Fast forward to March 27, 2023, Azimio La Umoja One Kenya Alliance’s leader Raila Odinga led the second opposition demonstration to demand the lowering of the runaway high cost of living as well as demonstrations against the presidency of President William Ruto which was an alleged result of a stolen election.
Nairobi News, now therefore, draws parallels, over how both events affected the capital city of Kenya, Nairobi:
- Millions of Kenyans actively chose to remain indoors- At the height of the pandemic, millions of Kenyans chose to obey orders to remain indoors for their own health safety. Despite a few groups here and there shrugging off the health protocols and guidelines issued by the Ministry of Health, overall, the streets of Nairobi were largely empty except for essential workers. Similarly, during the March 27 Maandamano Monday, thousands of business owners chose to keep their premises locked and thousands more workers opted to remain indoors to avoid running into demonstrators who sometimes turn violent. This was despite the government assuring them that they would provide adequate security and that Monday was not a public holiday as had been announced by Raila Odinga. Today, the streets of Nairobi’s Central Business District had sparing foot traffic in the morning and empty roads compared to the heavy traffic witnessed in town daily.
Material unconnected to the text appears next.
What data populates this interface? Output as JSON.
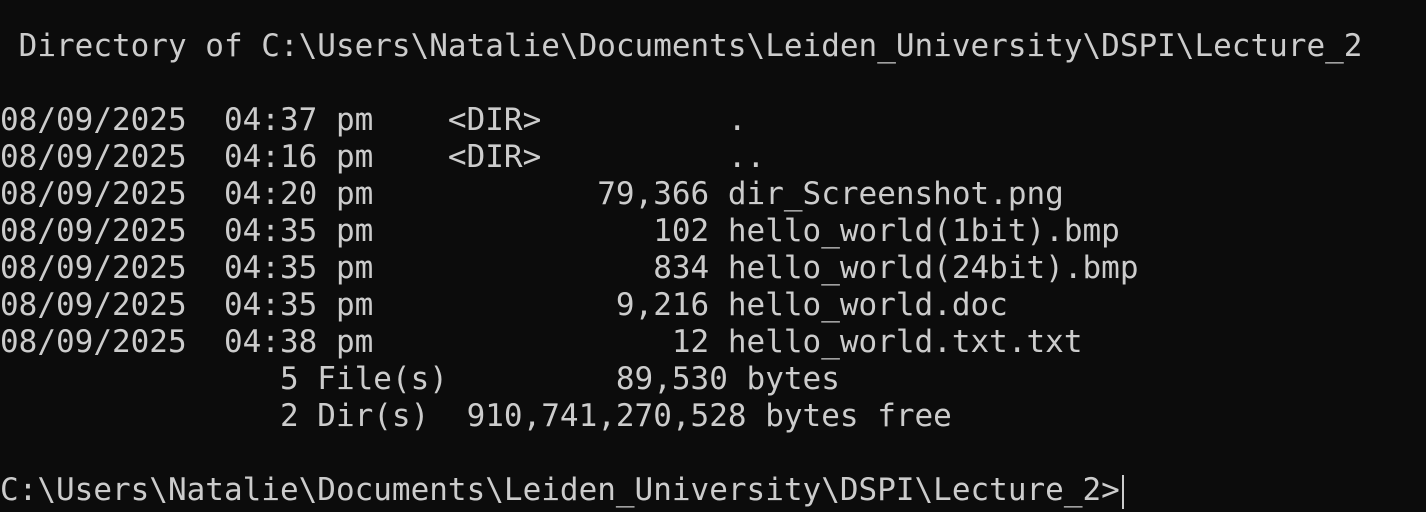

- The economy of Nairobi County was severely affected- Uhuru Kenyatta announced tax cuts on value added rates as well as corporation tax. He also ordered 100% tax relief for Kenyans earning up to Sh 24,000 to give millions of families the capabilities of providing for themselves across the country, leading to an economic shrink by 5.7%. These were among the measures that also affected the revenue collection bottom line of the city by the relevant authorities. In the March 27 maandamano and its preceding March 20 one, Nairobi Governor Johnson Sakaja said that the city lost nearly half its daily revenue due to the demonstrations that kept working Kenyans away from work and their businesses. According to Governor Sakaja, Nariobi lost Sh 30.3 million on March 20, saying that if the government let Azimio La Umoja continue with their biweekly demonstrations, the city will lose more revenue.
- Deployment of law enforcement officers- In March 2020 and the ensuing months, law enforcement officers were tasked with ensuring that Kenyans were adhering to the orders and health guidelines instituted by the president and the Ministry of Health. They were also tasked with apprehending those breaking curfew and covid mandates such as staying at home, masking up, maintaining social distancing and avoiding large gatherings. During the 2023 maandamano, police were also deployed to the streets to break up large gatherings and prevent them from gaining momentum to demonstrate in support of the opposition. Several police vehicles and officers were spotted along several streets in Nairobi; and were ordered to arrest anyone demonstrating or found carrying crude weapons in the name of maandamano.
The opposition demonstrations are set to take place every Monday and Thursday until President William Ruto meets three conditions outlined by the opposition. They include lowering the high cost of living as he had promised and failed to do, having the Independent Electoral and Boundaries’ computer servers opened to the public to show who legitimately won the August 2022 presidential election, and the stopping of the replacement of a number of IEBC commissioners in a process the opposition termed as unlawful.